"I really just wanted to make sure it was something he wanted to do because that was going to be a lot of commitment on his time, on his intellect," she said, as her son toured the PPPL. "Being able to do the theoretical work."

This is also not Steven's first project. His father has often encouraged his creativity with challenging projects.

"I think when I was young and maybe middle school or so, I worked with my dad to build a type of radio with a small science kit," Steven said. "I think it was an FM radio."

He's able to find fuser components online through eBay and other sites that sell vacuum parts and wire mesh.

The fusor also runs up steep electric bills. All told, Steven and his mom have spent more than $3,000 on this project. And a GoFundMe campaign led by Steven's older brothers has raised nearly $2,500 more.

"You would say it's a lot of money, but it's really not bad compared to other people who've spent money on this," Steven said. "Some people have spent upwards of $10,000 because they've rushed, and they haven't looked carefully for parts they can find."

'A family of stars'

Steven caught the attention of Zwicker, who is also a New Jersey Assemblyman, during a scholarship banquet in South Jersey honoring one of Steven's brothers. Zwicker sees something special in the Udotongs.

"Wow, this is a family of just stars. These are the rocket scientists," he said. "The next generation that's going to save the planet."

He was happy to invite Steven and his mom up to Princeton to tour the PPPL. As an advocate for STEM programs, Zwicker said he sees kids like Steven as proof of what happens when a premium is put on math and science.

The federal Department of Education projects that careers in science, technology, engineering and math will go up across the board — particularly in engineering. That means students like the Udotongs are ahead of the curve.

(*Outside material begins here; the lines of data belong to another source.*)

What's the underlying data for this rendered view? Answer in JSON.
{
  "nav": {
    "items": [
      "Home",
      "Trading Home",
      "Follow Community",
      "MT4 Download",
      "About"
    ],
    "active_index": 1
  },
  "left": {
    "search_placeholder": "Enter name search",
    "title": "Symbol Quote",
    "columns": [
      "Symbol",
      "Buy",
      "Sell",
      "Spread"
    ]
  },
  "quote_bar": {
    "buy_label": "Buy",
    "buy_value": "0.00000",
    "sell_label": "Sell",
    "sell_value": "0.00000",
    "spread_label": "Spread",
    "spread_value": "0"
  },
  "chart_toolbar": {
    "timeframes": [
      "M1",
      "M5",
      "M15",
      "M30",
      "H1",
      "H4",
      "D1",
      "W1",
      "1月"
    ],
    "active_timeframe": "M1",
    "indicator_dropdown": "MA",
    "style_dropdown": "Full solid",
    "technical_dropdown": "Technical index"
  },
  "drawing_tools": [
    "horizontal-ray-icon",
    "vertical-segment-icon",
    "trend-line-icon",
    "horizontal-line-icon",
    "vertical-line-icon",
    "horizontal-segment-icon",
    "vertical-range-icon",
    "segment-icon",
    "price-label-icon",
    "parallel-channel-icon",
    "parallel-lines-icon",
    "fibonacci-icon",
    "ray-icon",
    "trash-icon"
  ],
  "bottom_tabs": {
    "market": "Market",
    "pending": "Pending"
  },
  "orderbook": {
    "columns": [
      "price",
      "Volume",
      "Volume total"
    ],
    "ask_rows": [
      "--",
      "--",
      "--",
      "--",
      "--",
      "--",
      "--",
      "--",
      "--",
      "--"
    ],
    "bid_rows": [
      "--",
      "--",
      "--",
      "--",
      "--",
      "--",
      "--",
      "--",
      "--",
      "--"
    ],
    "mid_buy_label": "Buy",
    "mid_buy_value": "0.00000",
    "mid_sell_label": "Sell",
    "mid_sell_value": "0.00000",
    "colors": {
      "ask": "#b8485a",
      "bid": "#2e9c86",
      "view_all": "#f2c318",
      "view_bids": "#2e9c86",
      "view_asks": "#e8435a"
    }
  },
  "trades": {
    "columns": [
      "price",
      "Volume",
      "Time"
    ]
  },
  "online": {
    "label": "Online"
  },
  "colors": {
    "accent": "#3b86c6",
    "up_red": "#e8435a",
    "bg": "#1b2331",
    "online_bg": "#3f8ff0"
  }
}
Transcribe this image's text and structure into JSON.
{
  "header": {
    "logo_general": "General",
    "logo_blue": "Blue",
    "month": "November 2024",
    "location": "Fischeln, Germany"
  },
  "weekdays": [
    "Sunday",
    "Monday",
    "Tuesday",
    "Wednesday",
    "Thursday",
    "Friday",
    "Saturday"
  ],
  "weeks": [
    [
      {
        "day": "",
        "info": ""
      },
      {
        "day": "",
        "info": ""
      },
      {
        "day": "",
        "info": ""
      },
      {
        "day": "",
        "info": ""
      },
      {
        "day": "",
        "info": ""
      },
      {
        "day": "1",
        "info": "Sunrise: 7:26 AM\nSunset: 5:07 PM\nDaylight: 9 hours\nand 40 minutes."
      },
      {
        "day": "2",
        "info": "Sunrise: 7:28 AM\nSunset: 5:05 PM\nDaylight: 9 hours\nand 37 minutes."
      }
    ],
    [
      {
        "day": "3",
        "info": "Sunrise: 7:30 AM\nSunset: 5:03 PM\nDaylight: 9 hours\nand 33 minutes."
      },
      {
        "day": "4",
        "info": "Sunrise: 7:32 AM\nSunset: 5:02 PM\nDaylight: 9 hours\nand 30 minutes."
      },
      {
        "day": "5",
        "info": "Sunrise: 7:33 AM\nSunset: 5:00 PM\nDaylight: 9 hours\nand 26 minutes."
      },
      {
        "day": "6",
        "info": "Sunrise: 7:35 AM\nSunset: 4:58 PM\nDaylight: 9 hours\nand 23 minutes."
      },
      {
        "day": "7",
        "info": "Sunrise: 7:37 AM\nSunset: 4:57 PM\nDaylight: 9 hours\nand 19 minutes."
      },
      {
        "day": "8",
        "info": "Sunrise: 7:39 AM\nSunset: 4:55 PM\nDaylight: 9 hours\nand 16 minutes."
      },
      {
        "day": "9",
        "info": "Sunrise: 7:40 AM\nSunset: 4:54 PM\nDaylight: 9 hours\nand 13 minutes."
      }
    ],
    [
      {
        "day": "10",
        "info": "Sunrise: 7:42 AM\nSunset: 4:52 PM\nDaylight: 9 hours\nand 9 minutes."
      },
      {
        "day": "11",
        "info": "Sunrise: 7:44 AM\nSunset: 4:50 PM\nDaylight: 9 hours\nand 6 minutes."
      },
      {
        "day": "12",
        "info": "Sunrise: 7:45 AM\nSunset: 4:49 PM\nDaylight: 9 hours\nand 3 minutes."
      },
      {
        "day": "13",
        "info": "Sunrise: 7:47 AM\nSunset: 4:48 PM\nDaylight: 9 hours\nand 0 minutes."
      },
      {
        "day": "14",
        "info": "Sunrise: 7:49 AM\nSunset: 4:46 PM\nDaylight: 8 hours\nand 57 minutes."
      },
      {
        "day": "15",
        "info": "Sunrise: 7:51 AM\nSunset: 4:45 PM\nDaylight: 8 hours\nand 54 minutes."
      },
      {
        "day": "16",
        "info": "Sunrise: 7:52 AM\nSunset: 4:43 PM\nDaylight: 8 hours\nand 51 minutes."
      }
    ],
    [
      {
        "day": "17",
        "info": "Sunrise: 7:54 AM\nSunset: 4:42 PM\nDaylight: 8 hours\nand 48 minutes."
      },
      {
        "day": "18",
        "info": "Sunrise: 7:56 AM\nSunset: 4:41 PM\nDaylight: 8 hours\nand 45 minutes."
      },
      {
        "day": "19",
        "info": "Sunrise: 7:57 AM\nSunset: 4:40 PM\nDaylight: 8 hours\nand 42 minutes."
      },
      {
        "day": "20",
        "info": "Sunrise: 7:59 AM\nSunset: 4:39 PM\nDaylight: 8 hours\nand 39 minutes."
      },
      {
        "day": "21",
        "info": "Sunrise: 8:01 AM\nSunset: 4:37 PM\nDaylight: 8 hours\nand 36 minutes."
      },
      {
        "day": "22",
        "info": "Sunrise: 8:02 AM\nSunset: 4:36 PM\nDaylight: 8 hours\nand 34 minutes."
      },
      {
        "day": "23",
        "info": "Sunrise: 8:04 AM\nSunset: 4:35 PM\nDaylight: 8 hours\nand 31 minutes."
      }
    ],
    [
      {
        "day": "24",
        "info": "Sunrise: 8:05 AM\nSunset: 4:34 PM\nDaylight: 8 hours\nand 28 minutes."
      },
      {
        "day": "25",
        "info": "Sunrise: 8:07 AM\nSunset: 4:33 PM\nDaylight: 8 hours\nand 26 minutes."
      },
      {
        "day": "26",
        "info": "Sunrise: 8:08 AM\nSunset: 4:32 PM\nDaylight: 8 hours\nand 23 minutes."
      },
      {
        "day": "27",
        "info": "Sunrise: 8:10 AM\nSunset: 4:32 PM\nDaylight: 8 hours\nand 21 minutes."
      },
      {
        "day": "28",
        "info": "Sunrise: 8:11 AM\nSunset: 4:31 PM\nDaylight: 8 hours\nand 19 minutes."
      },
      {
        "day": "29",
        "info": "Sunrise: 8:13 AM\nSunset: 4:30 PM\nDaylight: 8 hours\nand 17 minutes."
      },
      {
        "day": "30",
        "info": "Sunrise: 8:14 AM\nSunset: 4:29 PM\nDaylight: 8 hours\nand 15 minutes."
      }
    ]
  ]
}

"This is a trend because this is where innovation happens," Zwicker said. "This is where we get to discover the cure for cancer or the next form of energy."

Steven hopes to finish the fusor this summer. He doesn't shy away from being an inspiration to other African-American teens who are interested in math and science classes.

"I hope to be a source of inspiration," he said. "I'm hoping that they can see that this is another way to success that we can have. 

"We don't have to follow other people," he added, "and find success though sports or music."

As for his future plans, he's was accepted to Yale's Young Scholars program last year and he has already started looking at colleges a year before he graduates.

He's applied to Carnegie-Mellon, Yale, Harvard, and — of course — Princeton, where he appears to have a spot in the PPPL Lab waiting on him.

"Steven doesn't have to go to Princeton to be here, but I'm counting on Steven one day being here and helping us to make sure that we can bring fusion energy to all of humanity," Zwicker said.  "We need the next generation to do that, and Steven's going to be leading that. Is that a promise Steven?"

Steven looked up, nonchalantly smiled and answered, "That is a promise."